Search the records below for the word "converter". Copy each line where it occurs.

---

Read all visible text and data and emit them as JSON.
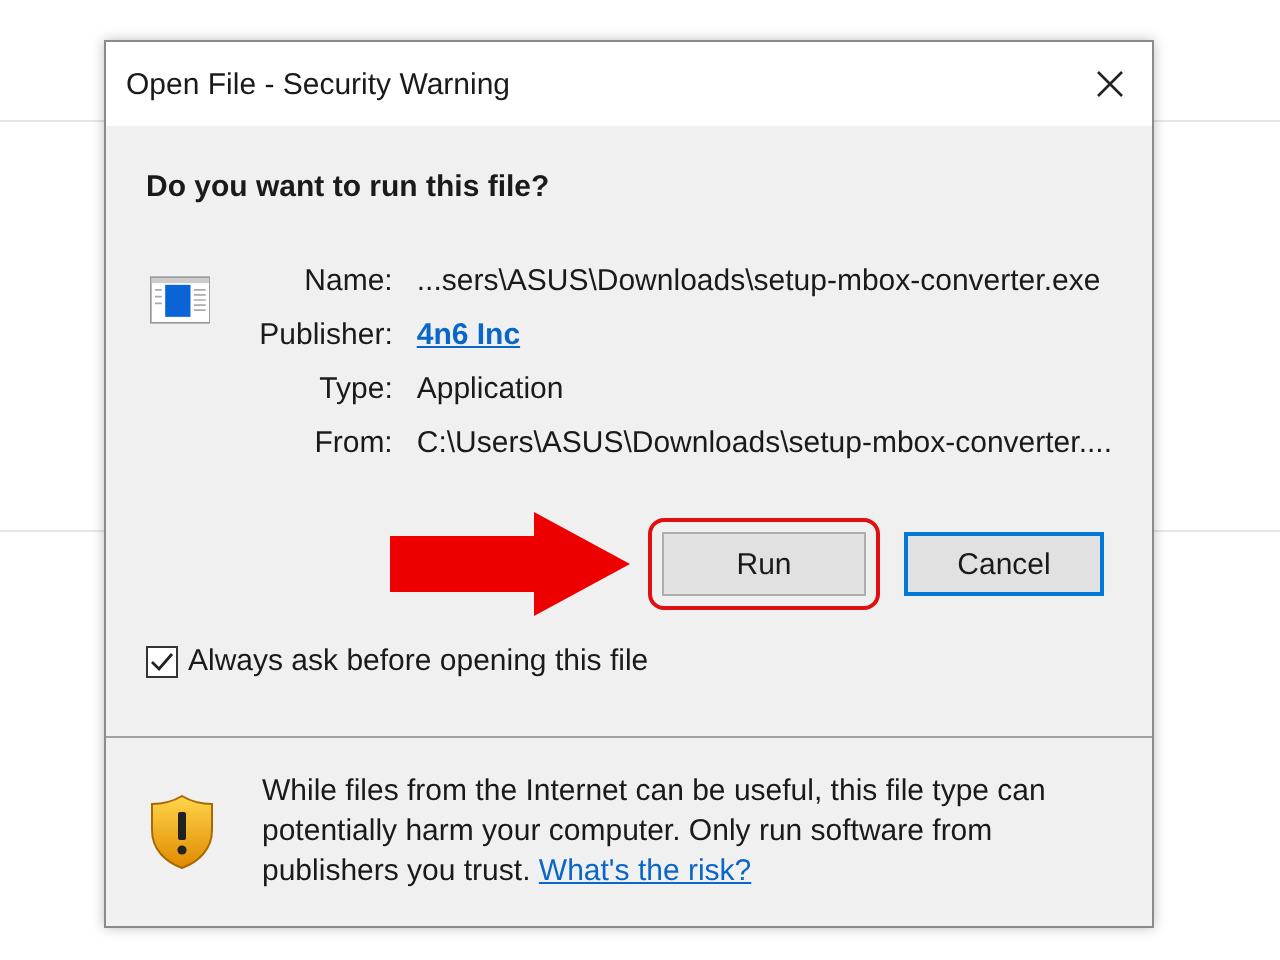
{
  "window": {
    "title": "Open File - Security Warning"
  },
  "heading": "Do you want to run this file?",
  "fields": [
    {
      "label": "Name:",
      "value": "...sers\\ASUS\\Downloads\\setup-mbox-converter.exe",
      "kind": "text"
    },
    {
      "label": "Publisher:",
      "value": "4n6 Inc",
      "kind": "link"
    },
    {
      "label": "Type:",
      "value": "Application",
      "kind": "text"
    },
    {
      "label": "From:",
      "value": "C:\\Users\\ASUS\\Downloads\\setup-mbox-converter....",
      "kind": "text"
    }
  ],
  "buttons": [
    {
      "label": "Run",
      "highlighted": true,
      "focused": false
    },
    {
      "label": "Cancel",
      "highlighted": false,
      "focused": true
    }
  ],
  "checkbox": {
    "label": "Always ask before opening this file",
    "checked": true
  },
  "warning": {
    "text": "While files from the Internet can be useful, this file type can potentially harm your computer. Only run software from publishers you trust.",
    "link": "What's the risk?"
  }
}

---

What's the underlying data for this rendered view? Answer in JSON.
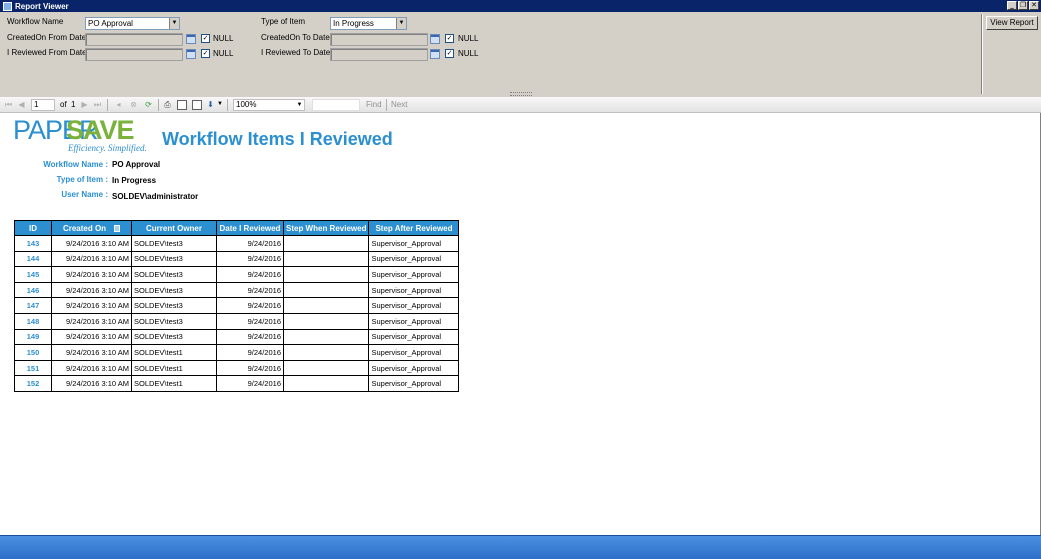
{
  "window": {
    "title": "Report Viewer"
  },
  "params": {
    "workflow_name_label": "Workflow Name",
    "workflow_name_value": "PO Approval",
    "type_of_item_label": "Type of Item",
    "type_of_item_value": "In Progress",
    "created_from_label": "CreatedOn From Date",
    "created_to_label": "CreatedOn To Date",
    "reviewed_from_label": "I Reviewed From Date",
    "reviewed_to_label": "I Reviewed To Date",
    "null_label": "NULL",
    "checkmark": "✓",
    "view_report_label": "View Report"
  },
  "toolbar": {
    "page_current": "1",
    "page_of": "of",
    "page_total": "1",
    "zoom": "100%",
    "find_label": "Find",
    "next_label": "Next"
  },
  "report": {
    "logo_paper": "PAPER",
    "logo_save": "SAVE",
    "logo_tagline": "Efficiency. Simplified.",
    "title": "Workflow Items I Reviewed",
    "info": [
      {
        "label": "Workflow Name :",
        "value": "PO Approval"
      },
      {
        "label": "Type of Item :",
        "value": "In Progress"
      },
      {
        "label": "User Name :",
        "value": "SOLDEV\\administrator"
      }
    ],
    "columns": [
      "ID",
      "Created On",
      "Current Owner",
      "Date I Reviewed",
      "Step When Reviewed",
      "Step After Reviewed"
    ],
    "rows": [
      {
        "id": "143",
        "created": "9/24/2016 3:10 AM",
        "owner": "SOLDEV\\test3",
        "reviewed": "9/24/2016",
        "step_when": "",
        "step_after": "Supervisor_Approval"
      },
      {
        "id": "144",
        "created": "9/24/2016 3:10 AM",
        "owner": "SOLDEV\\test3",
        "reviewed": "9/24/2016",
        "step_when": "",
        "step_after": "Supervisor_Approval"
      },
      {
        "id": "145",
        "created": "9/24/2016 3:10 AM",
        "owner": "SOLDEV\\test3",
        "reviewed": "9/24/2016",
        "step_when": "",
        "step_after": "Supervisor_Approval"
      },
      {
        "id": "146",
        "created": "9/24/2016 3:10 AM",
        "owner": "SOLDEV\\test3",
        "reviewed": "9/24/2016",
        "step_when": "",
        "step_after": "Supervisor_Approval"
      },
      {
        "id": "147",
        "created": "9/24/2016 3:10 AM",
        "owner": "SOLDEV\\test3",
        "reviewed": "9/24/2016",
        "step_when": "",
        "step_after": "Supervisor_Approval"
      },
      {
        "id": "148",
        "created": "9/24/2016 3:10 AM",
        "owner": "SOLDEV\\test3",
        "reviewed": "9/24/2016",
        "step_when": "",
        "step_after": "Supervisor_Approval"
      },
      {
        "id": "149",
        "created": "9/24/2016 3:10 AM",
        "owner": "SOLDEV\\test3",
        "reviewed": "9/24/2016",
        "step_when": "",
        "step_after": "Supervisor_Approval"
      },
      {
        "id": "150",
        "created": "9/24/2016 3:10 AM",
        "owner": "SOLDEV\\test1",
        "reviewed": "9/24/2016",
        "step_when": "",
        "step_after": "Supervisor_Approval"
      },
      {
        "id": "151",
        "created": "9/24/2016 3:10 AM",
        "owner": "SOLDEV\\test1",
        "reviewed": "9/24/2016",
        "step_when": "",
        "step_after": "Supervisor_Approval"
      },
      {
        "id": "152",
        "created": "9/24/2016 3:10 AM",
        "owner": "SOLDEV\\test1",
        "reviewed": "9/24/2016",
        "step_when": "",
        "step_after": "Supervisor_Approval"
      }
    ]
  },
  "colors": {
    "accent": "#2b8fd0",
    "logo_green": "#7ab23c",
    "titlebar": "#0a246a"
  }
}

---

- Answer -
      "value": "...sers\\ASUS\\Downloads\\setup-mbox-converter.exe",
      "value": "C:\\Users\\ASUS\\Downloads\\setup-mbox-converter....",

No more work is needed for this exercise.